Party or country?

What does the Democratic Party do with its identity crisis?

They’re in a pickle now.

It has been strangely fascinating and horrifying to watch the Republican party self-destruct.

Witness the Washoe County Republican Central Committee meeting last month when police had to be called after things got a little too physical between members who disagreed about how the leadership would be elected.

That same week in Carson City, the executive board of the Carson City Republican Party voted to expel their Assemblymember, P.K. O’Neill, because they didn’t like his 2015 vote to impose a small corporate tax on large businesses to fund education.

While Democrats continue to feud about Bernie vs. Hillary, there’s no comparison to the deepening schism between establishment Republicans and the party base voters who are solidly behind Donald Trump.

As Frank Rich points out in a recent New York Magazine piece, these Republicans “have every right to say that they are the real Republicans, and after Cleveland, they could even claim to be the de facto new Establishment, if they believe in such a thing.”

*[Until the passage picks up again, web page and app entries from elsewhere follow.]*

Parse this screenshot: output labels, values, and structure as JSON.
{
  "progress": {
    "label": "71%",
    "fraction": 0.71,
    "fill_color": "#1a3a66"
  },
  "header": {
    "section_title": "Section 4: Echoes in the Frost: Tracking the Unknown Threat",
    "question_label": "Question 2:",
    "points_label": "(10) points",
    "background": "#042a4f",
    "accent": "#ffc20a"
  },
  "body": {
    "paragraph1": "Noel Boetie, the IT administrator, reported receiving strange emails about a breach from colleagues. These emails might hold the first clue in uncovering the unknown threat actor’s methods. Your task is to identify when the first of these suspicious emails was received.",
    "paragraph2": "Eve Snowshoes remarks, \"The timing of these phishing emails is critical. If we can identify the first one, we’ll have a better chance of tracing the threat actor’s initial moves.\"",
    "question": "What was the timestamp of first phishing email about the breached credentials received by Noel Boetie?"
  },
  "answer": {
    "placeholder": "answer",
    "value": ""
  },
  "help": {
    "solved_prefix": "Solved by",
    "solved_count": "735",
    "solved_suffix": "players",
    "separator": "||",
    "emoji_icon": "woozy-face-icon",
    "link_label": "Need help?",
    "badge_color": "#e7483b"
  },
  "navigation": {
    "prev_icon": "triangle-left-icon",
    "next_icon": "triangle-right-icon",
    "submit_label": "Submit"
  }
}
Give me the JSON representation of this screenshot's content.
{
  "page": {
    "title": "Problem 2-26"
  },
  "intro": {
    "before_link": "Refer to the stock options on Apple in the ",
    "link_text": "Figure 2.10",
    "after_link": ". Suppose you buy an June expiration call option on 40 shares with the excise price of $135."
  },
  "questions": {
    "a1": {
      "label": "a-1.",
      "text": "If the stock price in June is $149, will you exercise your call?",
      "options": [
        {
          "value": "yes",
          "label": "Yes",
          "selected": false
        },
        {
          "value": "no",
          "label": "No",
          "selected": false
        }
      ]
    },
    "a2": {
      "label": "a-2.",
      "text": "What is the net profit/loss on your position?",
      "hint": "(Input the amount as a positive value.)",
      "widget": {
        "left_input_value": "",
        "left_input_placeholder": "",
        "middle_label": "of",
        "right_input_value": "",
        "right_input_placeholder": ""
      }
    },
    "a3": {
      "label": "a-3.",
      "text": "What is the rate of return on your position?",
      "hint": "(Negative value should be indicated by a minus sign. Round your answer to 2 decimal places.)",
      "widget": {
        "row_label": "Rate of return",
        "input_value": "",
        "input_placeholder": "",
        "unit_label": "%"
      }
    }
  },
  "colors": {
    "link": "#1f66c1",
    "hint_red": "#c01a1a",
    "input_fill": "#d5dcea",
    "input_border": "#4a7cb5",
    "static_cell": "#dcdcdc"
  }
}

Maybe that’s why twice as many Nevadans registered as Democrats last month, rejecting a Republican Party determined to destroy itself.

U.S. Sen. Lindsey Graham said as much in a tweet the morning of the Indiana primary: “If we nominate Trump, we will get destroyed…and we will deserve it.”

And then Trump won.

Many Republican strategists are ready to concede the presidential contest, asking their major donors to shift corporate dollars to U.S. Senate candidates in order to preserve Congressional power, presumably to continue their obstructionist behavior, blocking a Democratic president’s agenda even when they agree with it.

Others doubled down on the #NeverTrump movement. A former deputy press secretary to President Bush wrote: “For the thick-headed, #NeverTrump means never ever ever ever ever under any circumstances as long as I have breath never Trump. Get it?” A fundraiser for Senator John McCain declared his intent to vote for Hillary Clinton, tweeting “The GOP is going to nominate for President a guy who reads the National Enquirer and thinks it’s on the level. I’m with her.”

David Brooks, a conservative columnist for the New York Times, is also ready to throw in the towel for 2016, urging Republicans to reform their party. In his column, he wrote that “this is a Joe McCarthy moment. People will be judged by where they stood at this time. Those who walked with Trump will be tainted forever after.”

“Up until now, America’s story has been some version of the rags-to-riches story, the lone individual who rises from the bottom through pluck and work,” Brooks writes. “But that story isn’t working for people anymore, especially for people who think the system is rigged.”

He calls on Republicans to start preparing for the future by taking a much closer look at the “pain there is in this country,” citing the rising suicide rate and the persistent belief by so many that we’re “all in this together” is no longer true.

Set aside the fact that a lot of Democrats share that last sentiment as our leaders exempt billionaires from decades of taxes while insisting the only way to fix our crumbling schools is to raise the regressive sales tax, demanding more money from the poor and seniors on fixed incomes. Republicans must decide whether their party or their country comes first.

It’s disappointing to see Gov. Sandoval and Rep. Joe Heck take the cowardly path, choosing to back Trump, a man who is manifestly unfit to be President, to avoid a backlash from his followers, a backlash that could cost them an election. Senator Heller showed a little more backbone, pointing out that Nevada is the only state that allows a vote for “None of the Above.”

History will not be kind to them, knowing they could have chosen country over party and sent a clear message that our nation is more important than any one election.